(Work to complete): From the records that follow, copy every line that contains the word "JSON".
++++++++++
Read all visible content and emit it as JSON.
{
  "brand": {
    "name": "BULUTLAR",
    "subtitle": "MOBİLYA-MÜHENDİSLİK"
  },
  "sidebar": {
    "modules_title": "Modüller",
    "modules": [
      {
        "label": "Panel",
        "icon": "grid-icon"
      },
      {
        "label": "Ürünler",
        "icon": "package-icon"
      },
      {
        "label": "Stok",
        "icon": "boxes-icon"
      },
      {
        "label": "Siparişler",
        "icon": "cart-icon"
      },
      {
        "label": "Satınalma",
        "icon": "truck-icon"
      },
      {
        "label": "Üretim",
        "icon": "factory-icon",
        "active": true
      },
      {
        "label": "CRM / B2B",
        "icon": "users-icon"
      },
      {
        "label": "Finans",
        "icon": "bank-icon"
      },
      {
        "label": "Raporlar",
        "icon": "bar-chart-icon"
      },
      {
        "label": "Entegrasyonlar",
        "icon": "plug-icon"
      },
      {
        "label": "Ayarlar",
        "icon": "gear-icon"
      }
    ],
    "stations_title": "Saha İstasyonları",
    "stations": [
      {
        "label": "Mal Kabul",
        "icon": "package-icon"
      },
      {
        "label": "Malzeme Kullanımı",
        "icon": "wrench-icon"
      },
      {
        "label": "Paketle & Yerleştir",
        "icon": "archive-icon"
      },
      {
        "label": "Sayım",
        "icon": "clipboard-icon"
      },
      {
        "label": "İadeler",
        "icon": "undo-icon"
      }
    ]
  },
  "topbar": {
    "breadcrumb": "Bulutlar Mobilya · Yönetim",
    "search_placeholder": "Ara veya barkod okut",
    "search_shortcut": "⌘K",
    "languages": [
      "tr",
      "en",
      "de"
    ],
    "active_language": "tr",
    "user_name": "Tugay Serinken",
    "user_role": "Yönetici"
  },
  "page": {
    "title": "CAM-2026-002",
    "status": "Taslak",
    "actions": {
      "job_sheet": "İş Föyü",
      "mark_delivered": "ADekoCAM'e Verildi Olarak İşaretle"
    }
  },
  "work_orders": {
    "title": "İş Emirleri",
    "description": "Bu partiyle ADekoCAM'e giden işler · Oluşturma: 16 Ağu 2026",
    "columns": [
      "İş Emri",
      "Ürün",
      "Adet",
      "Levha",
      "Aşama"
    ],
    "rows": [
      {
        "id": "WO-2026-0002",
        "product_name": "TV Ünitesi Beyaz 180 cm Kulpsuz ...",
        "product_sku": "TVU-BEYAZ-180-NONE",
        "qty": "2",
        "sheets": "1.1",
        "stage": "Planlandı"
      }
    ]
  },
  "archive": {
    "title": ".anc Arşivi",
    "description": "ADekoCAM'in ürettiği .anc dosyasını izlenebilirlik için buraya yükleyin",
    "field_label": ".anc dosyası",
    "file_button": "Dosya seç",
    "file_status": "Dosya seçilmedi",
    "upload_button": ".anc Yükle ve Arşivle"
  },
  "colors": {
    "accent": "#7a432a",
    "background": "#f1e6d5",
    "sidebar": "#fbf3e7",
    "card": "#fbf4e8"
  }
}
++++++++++
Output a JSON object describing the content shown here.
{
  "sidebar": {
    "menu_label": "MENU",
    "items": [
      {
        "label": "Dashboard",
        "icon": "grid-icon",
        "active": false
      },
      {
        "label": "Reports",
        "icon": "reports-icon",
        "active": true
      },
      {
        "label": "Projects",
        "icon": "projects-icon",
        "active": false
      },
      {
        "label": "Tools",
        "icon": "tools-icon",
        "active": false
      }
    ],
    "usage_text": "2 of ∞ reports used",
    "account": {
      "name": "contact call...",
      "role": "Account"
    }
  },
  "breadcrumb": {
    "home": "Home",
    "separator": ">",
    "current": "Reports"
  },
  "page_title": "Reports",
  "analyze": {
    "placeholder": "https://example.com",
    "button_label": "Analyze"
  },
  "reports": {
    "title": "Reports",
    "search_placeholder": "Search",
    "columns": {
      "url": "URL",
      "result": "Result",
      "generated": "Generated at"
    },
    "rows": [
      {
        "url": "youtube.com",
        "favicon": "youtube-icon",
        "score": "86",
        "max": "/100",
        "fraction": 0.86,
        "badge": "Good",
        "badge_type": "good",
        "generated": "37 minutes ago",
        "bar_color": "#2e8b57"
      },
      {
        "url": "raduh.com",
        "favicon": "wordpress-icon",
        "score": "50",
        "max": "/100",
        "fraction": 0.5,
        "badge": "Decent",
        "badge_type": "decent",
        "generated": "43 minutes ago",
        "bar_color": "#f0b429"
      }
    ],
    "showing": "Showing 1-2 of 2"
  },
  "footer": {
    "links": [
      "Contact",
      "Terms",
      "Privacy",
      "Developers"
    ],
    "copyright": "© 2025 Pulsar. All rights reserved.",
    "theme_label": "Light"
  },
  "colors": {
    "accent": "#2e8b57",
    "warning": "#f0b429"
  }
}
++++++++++
(Task response):
Read all visible content and emit it as JSON.
Output a JSON object describing the content shown here.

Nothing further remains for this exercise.